After lengthy discussions with Putin and a group of Russian foreign policy experts behind closed doors, Kissinger told reporters there was a "frank, cordial discussion on a whole number of important issues for both societies and the rest of the world."

"We appreciate the time President Putin gave us and the frank manner in which he explained his point of view," he said.

Although he provided no details of any progress in the talks, Kissinger said his group was leaving Russia with "warm, very positive feelings."

The leader of the Russian side, former Prime Minister Yevgeny Primakov, said they had discussed terrorism, climate change and economic issues, but he refused to provide details.

In recent months, Putin has accused Washington of seeking military, political and economic dominance of the world, and clashed with Washington over U.S. plans to install a missile defense system in Poland and the Czech Republic, among other issues.

Kissinger, who served as President Richard Nixon's secretary of state and won the Nobel Peace Prize in 1973, has met Putin in Moscow several times in recent years.

This time, Kissinger brought along a bipartisan group of prominent Americans, including former Secretary of State George Schultz, former Treasury Secretary Robert Rubin and former Senator Sam Nunn, a leading advocate of nuclear nonproliferation.

Foreign Minister Sergei Lavrov; Viktor Kremenyuk, deputy head of the U.S.A. and Canada Institute; and Mikhail Moiseyev, former armed forces chief of staff, were among the other Russians joining the talks.

Both sides have formed a new working group on U.S.-Russian relations, they said, and plan to meet again before the end of the year in Washington.
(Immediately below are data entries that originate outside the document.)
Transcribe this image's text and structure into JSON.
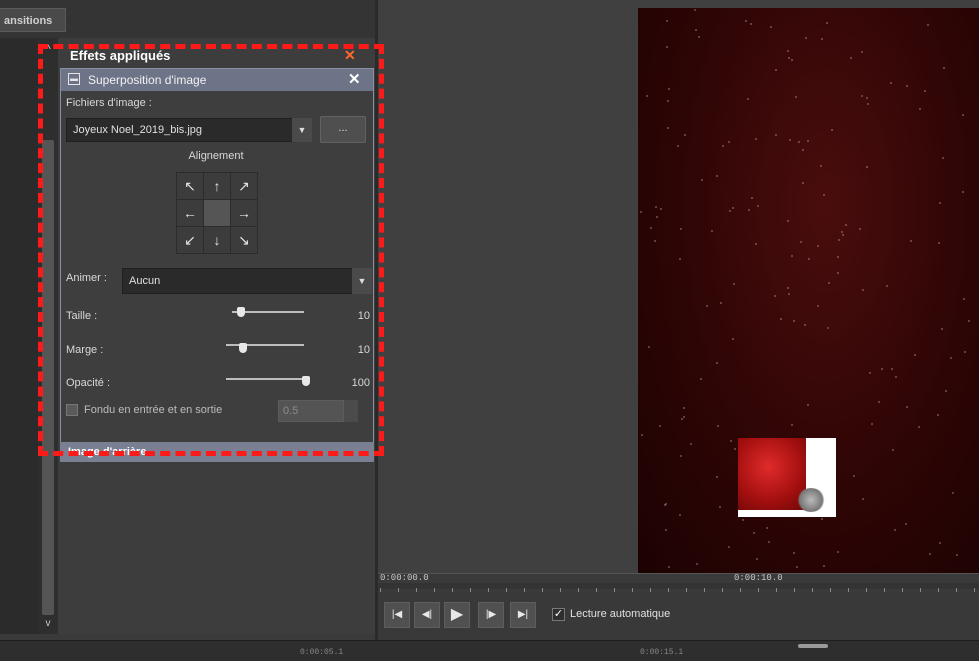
{
  "tabs": {
    "transitions_label": "ansitions"
  },
  "effects_panel": {
    "header": "Effets appliqués",
    "effect": {
      "title": "Superposition d'image",
      "files_label": "Fichiers d'image :",
      "file_value": "Joyeux Noel_2019_bis.jpg",
      "browse_label": "...",
      "alignment_label": "Alignement",
      "alignment_buttons": [
        "↖",
        "↑",
        "↗",
        "←",
        "",
        "→",
        "↙",
        "↓",
        "↘"
      ],
      "animate_label": "Animer :",
      "animate_value": "Aucun",
      "size_label": "Taille :",
      "size_value": "10",
      "size_level": 0.12,
      "margin_label": "Marge :",
      "margin_value": "10",
      "margin_level": 0.22,
      "opacity_label": "Opacité :",
      "opacity_value": "100",
      "opacity_level": 1.0,
      "fade_label": "Fondu en entrée et en sortie",
      "fade_value": "0.5",
      "fade_checked": false
    },
    "next_effect_label": "Image d'arrière"
  },
  "preview": {
    "time_start": "0:00:00.0",
    "time_mid": "0:00:10.0"
  },
  "transport": {
    "buttons": [
      "skip-back",
      "step-back",
      "play",
      "step-forward",
      "skip-forward"
    ],
    "autoplay_label": "Lecture automatique",
    "autoplay_checked": true
  },
  "bottom": {
    "time_a": "0:00:05.1",
    "time_b": "0:00:15.1"
  },
  "colors": {
    "annotation": "#ff1a1a",
    "close_accent": "#ff6a2a",
    "title_bar": "#6e7488"
  }
}
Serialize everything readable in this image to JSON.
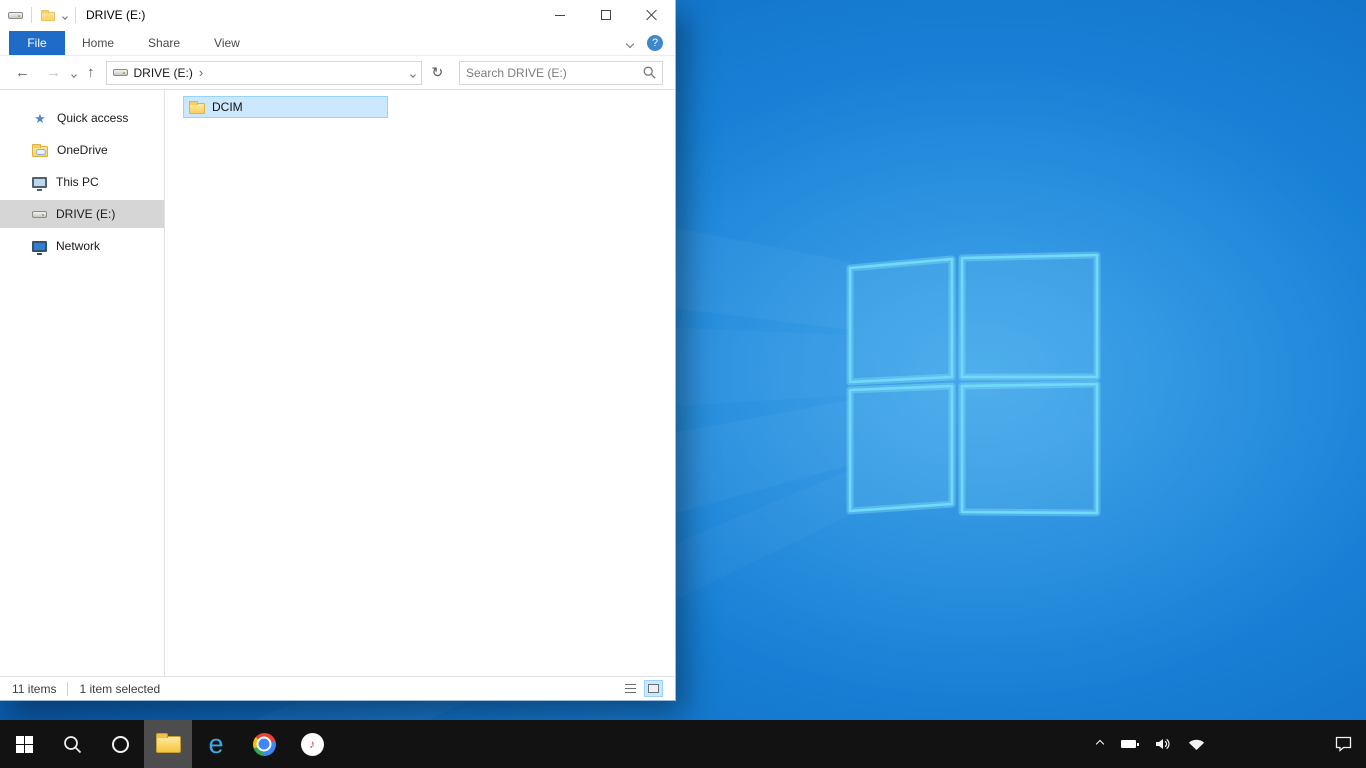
{
  "titlebar": {
    "title": "DRIVE (E:)"
  },
  "ribbon": {
    "file_tab": "File",
    "tabs": [
      "Home",
      "Share",
      "View"
    ]
  },
  "navbar": {
    "address_crumb": "DRIVE (E:)",
    "search_placeholder": "Search DRIVE (E:)"
  },
  "sidebar": {
    "items": [
      {
        "label": "Quick access"
      },
      {
        "label": "OneDrive"
      },
      {
        "label": "This PC"
      },
      {
        "label": "DRIVE (E:)",
        "selected": true
      },
      {
        "label": "Network"
      }
    ]
  },
  "files": {
    "items": [
      {
        "name": "DCIM",
        "selected": true
      }
    ]
  },
  "statusbar": {
    "count": "11 items",
    "selected": "1 item selected"
  },
  "glyphs": {
    "help": "?",
    "back": "←",
    "forward": "→",
    "up": "↑",
    "refresh": "↻",
    "breadcrumb_chevron": "›",
    "star": "★",
    "ie": "e",
    "itunes": "♪"
  },
  "colors": {
    "selection_fill": "#cce8ff",
    "selection_border": "#99d1ff",
    "file_tab_blue": "#1e6bc8",
    "desktop_blue": "#1478cf",
    "taskbar_black": "#121212"
  },
  "taskbar": {
    "icons": [
      "start",
      "search",
      "cortana",
      "file-explorer",
      "internet-explorer",
      "chrome",
      "itunes"
    ],
    "tray": [
      "hidden-icons-chevron",
      "battery",
      "volume",
      "network",
      "action-center"
    ]
  }
}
Bush is expected to address them, Primakov said.

After Friday's talks, Primakov told reporters he could not disclose their substance.

"Don't ask us such questions, allow us to work if you don't want to disrupt the work of the group or force us to [reveal] some propaganda or critical exchanges about the other side," he said.

But he added that they had "considered very many questions," including politics, climate change and economic development.

Kissinger's group met with Putin one day after Kissinger met in Moscow with Primakov and Lavrov.

When Putin walked into the room at his palatial mansion on a wooded estate northwest of Moscow, he put his arm around Kissinger's shoulder. Kissinger turned, smiled and grabbed the president's hand.

In remarks before the session began, Putin said relations between the United States and Russia should be free of shifting political trends or political campaigns in both countries. Both the United States and Russia hold presidential elections next year.

"We can't afford to let the U.S.-Russian relationship be subservient to political fashion," Putin told the group.

After the discussions ended, Primakov and Kissinger met briefly with reporters.

Told by a reporter that many Russians believe the United States is bent on expanding its influence through military conquest, Kissinger responded: "I do not think that expansion is a problem of the period. The problem of the period is how to avoid nuclear conflict, and in this case we believe that Russia and America should have common objectives."